What to do:
Repeat the data exactly. Pictures stay out.

☆ ☆ ☆

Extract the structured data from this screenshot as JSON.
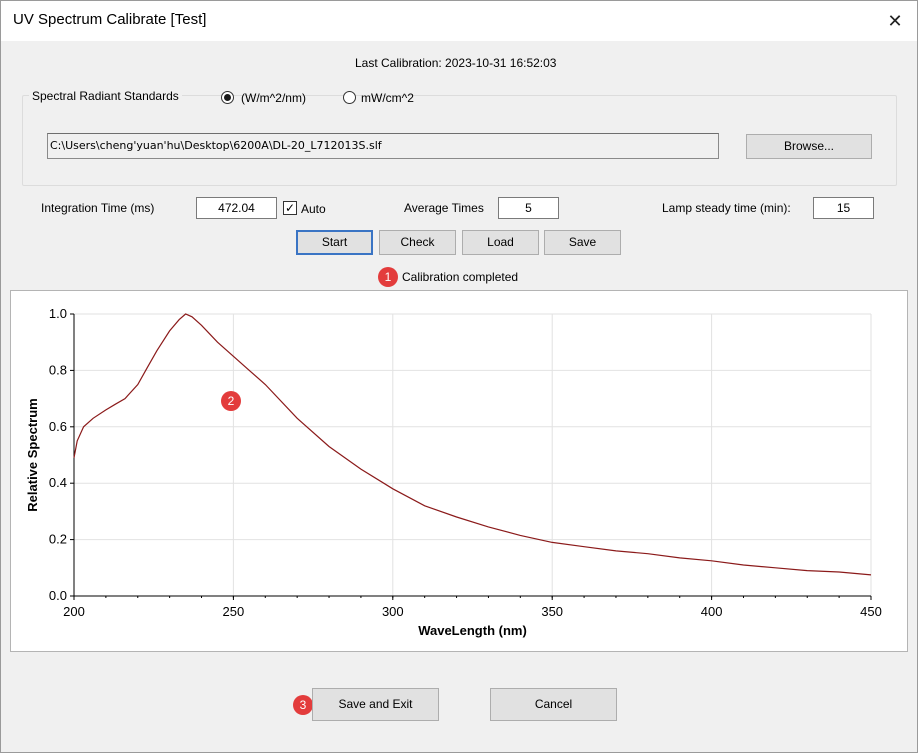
{
  "window": {
    "title": "UV Spectrum Calibrate [Test]",
    "close_glyph": "✕"
  },
  "header": {
    "last_calibration": "Last Calibration: 2023-10-31 16:52:03"
  },
  "standards": {
    "label": "Spectral Radiant Standards",
    "options": [
      {
        "label": "(W/m^2/nm)",
        "selected": true
      },
      {
        "label": "mW/cm^2",
        "selected": false
      }
    ],
    "file_path": "C:\\Users\\cheng'yuan'hu\\Desktop\\6200A\\DL-20_L712013S.slf",
    "browse_label": "Browse..."
  },
  "settings": {
    "integration_label": "Integration Time (ms)",
    "integration_value": "472.04",
    "auto_label": "Auto",
    "auto_checked": true,
    "average_label": "Average Times",
    "average_value": "5",
    "lamp_label": "Lamp steady time (min):",
    "lamp_value": "15"
  },
  "actions": {
    "start": "Start",
    "check": "Check",
    "load": "Load",
    "save": "Save"
  },
  "status": {
    "text": "Calibration completed"
  },
  "markers": [
    "1",
    "2",
    "3"
  ],
  "footer": {
    "save_exit": "Save and Exit",
    "cancel": "Cancel"
  },
  "chart_data": {
    "type": "line",
    "xlabel": "WaveLength (nm)",
    "ylabel": "Relative Spectrum",
    "xlim": [
      200,
      450
    ],
    "ylim": [
      0,
      1.0
    ],
    "xticks": [
      200,
      250,
      300,
      350,
      400,
      450
    ],
    "yticks": [
      0.0,
      0.2,
      0.4,
      0.6,
      0.8,
      1.0
    ],
    "yticklabels": [
      "0.0",
      "0.2",
      "0.4",
      "0.6",
      "0.8",
      "1.0"
    ],
    "grid": true,
    "line_color": "#8b1a1a",
    "series": [
      {
        "x": [
          200,
          201,
          203,
          206,
          210,
          213,
          216,
          220,
          223,
          226,
          230,
          233,
          235,
          237,
          240,
          245,
          250,
          255,
          260,
          270,
          280,
          290,
          300,
          310,
          320,
          330,
          340,
          350,
          360,
          370,
          380,
          390,
          400,
          410,
          420,
          430,
          440,
          450
        ],
        "y": [
          0.49,
          0.55,
          0.6,
          0.63,
          0.66,
          0.68,
          0.7,
          0.75,
          0.81,
          0.87,
          0.94,
          0.98,
          1.0,
          0.99,
          0.96,
          0.9,
          0.85,
          0.8,
          0.75,
          0.63,
          0.53,
          0.45,
          0.38,
          0.32,
          0.28,
          0.245,
          0.215,
          0.19,
          0.175,
          0.16,
          0.15,
          0.135,
          0.125,
          0.11,
          0.1,
          0.09,
          0.085,
          0.075
        ]
      }
    ]
  }
}
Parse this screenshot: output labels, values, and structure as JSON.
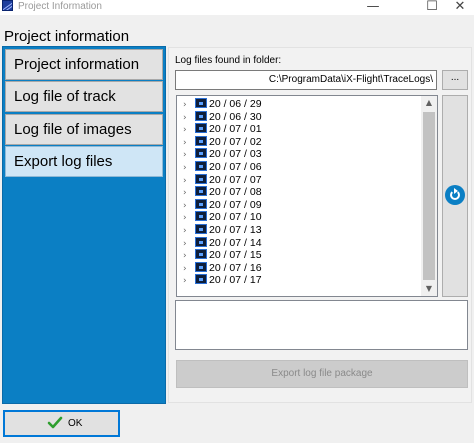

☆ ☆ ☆

Answer box:
Extract the structured data from this screenshot as JSON.
{
  "window": {
    "title": "UV Spectrum Calibrate [Test]",
    "close_glyph": "✕"
  },
  "header": {
    "last_calibration": "Last Calibration: 2023-10-31 16:52:03"
  },
  "standards": {
    "label": "Spectral Radiant Standards",
    "options": [
      {
        "label": "(W/m^2/nm)",
        "selected": true
      },
      {
        "label": "mW/cm^2",
        "selected": false
      }
    ],
    "file_path": "C:\\Users\\cheng'yuan'hu\\Desktop\\6200A\\DL-20_L712013S.slf",
    "browse_label": "Browse..."
  },
  "settings": {
    "integration_label": "Integration Time (ms)",
    "integration_value": "472.04",
    "auto_label": "Auto",
    "auto_checked": true,
    "average_label": "Average Times",
    "average_value": "5",
    "lamp_label": "Lamp steady time (min):",
    "lamp_value": "15"
  },
  "actions": {
    "start": "Start",
    "check": "Check",
    "load": "Load",
    "save": "Save"
  },
  "status": {
    "text": "Calibration completed"
  },
  "markers": [
    "1",
    "2",
    "3"
  ],
  "footer": {
    "save_exit": "Save and Exit",
    "cancel": "Cancel"
  },
  "chart_data": {
    "type": "line",
    "xlabel": "WaveLength (nm)",
    "ylabel": "Relative Spectrum",
    "xlim": [
      200,
      450
    ],
    "ylim": [
      0,
      1.0
    ],
    "xticks": [
      200,
      250,
      300,
      350,
      400,
      450
    ],
    "yticks": [
      0.0,
      0.2,
      0.4,
      0.6,
      0.8,
      1.0
    ],
    "yticklabels": [
      "0.0",
      "0.2",
      "0.4",
      "0.6",
      "0.8",
      "1.0"
    ],
    "grid": true,
    "line_color": "#8b1a1a",
    "series": [
      {
        "x": [
          200,
          201,
          203,
          206,
          210,
          213,
          216,
          220,
          223,
          226,
          230,
          233,
          235,
          237,
          240,
          245,
          250,
          255,
          260,
          270,
          280,
          290,
          300,
          310,
          320,
          330,
          340,
          350,
          360,
          370,
          380,
          390,
          400,
          410,
          420,
          430,
          440,
          450
        ],
        "y": [
          0.49,
          0.55,
          0.6,
          0.63,
          0.66,
          0.68,
          0.7,
          0.75,
          0.81,
          0.87,
          0.94,
          0.98,
          1.0,
          0.99,
          0.96,
          0.9,
          0.85,
          0.8,
          0.75,
          0.63,
          0.53,
          0.45,
          0.38,
          0.32,
          0.28,
          0.245,
          0.215,
          0.19,
          0.175,
          0.16,
          0.15,
          0.135,
          0.125,
          0.11,
          0.1,
          0.09,
          0.085,
          0.075
        ]
      }
    ]
  }
}
Parse this screenshot: output labels, values, and structure as JSON.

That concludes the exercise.